Article published in The Funambulist 30 (July-August 2020) Reparations. Click here to access the rest of the issue.
Australians commonly think of themselves as citizens of the “lucky country,” a moniker attributed to essayist Donald Horne who said: “Australia is a lucky country run mainly by second rate people who share its luck.” Australians are ‘lucky’, in part, because the continent is resource rich. Mining is a key contributor to the Australian economy, and the mining lobby is so powerful that it not only triggers the downfall of Prime Ministers, but also can, and has, scuttled Aboriginal aspirations — for example, it was responsible for killing national land rights legislation under the Hawke government (1983-1991).
Australians believe these resources are there to be exploited; as a result, the Aboriginal right to protect country — country for which we have been custodians for over 70,000 years — is seen as a threat. The national Native Title legislation allows for traditional owner groups — those proven to hold an existing cultural connection to the land despite waves of invasion — to negotiate with big mining, but it does not give them the right to veto it. It has meant Aboriginal groups have often been paid pennies in compensation, while big miners become rich off the destruction of traditional lands.
It is clear that Australia is not a lucky country for all, and the wealth is not evenly distributed: some get a bigger part of the “share.” While Australians have some of the highest living standards in the world, Aboriginal people die on average 17 years earlier, are more likely to live in poverty, have higher rates of chronic disease, are incarcerated at sky-rocketing rates, are more likely to live in overcrowded housing or be homeless, and are more likely to be victims of violence. But the language of “luck” has endured because it obscures the historical and current day violence still perpetrated against Aboriginal people. After all, if Australians are “lucky,” then it must mean those who do not “share” the wealth are simply “unlucky.” And if it is just a question of luck, then there is no need for justice or accountability.
This wealth stems from the theft of Aboriginal land and the removal of Aboriginal people from it, whether it be by introducing diseases, massacres, child removals, protection acts, or through more modern incarnations such as incarceration.
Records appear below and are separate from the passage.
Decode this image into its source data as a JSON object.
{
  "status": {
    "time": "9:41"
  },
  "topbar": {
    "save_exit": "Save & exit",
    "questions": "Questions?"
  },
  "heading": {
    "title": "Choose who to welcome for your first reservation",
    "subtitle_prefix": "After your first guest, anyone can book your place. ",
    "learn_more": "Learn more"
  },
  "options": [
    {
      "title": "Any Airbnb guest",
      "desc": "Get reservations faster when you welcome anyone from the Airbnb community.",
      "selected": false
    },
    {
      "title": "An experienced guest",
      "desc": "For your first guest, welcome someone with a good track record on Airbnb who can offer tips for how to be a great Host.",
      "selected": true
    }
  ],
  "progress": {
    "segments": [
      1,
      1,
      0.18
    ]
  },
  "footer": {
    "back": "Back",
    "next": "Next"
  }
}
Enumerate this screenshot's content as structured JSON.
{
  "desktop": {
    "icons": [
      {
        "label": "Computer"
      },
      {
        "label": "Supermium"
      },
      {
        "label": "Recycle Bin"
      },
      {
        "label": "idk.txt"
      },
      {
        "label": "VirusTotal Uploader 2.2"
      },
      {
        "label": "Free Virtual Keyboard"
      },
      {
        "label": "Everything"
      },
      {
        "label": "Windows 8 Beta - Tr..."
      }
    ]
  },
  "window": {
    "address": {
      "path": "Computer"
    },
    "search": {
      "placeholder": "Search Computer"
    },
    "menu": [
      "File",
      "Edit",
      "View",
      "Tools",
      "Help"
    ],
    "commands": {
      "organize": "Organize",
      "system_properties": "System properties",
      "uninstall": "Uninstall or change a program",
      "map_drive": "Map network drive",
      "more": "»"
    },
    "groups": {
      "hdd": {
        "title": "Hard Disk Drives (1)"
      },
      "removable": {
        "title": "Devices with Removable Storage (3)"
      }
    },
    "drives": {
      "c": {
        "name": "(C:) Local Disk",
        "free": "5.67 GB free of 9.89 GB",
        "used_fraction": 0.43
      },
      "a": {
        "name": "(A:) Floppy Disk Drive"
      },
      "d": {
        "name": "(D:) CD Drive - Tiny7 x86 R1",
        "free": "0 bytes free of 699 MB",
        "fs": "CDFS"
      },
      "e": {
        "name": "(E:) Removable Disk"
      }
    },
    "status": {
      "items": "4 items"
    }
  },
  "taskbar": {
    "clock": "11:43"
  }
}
But despite the origin of this wealth, there has never been a national conversation about reparations. That’s not to suggest it hasn’t been called for by Aboriginal people. Aboriginal activist Robbie Thorpe has long called for a scheme to “Pay the Rent,” which is a form of reparations in which non-Indigenous individuals would pay rent back to Indigenous organizations and causes, in recognition that they live on stolen land.
On a national level however, governments have proven time and time again that they are unwilling to deal with the legacy of dispossession that the entire country has benefited from at the expense of Aboriginal people. Reparations is drowned out by other more palatable movements like “Reconciliation,” where Aboriginal people are burdened with the work to “move on” and reconcile with white Australia. Similarly, “Recognise” called for symbolic recognition in the Australian constitution while bypassing the fact the nation’s founding document allows parliaments to make racist laws. Not only that, we have seen how Australian governments have treated calls for reparations in the cases of both the Stolen Generations and the Stolen Wages scandal.
Stolen Children ///
In 2007, a landmark decision was handed down in the State of South Australia’s highest court. Ngarrindjeri man Bruce Trevorrow, 50 year old, became the first member of the Stolen Generations to be awarded compensation ($525,000 in damages, with $250,000 in interest) in recognition of a lifetime of trauma. Trevorrow had been taken from his family and placed in state care at only 13-months-old after his mother sought treatment for him at a local hospital. He was not returned until he was a teenager, and by that point, his father had passed away. The court case acknowledged that Trevorrow’s life had been severely affected by his removal: he had struggled with alcohol addiction, had been incarcerated and found it hard to gain employment.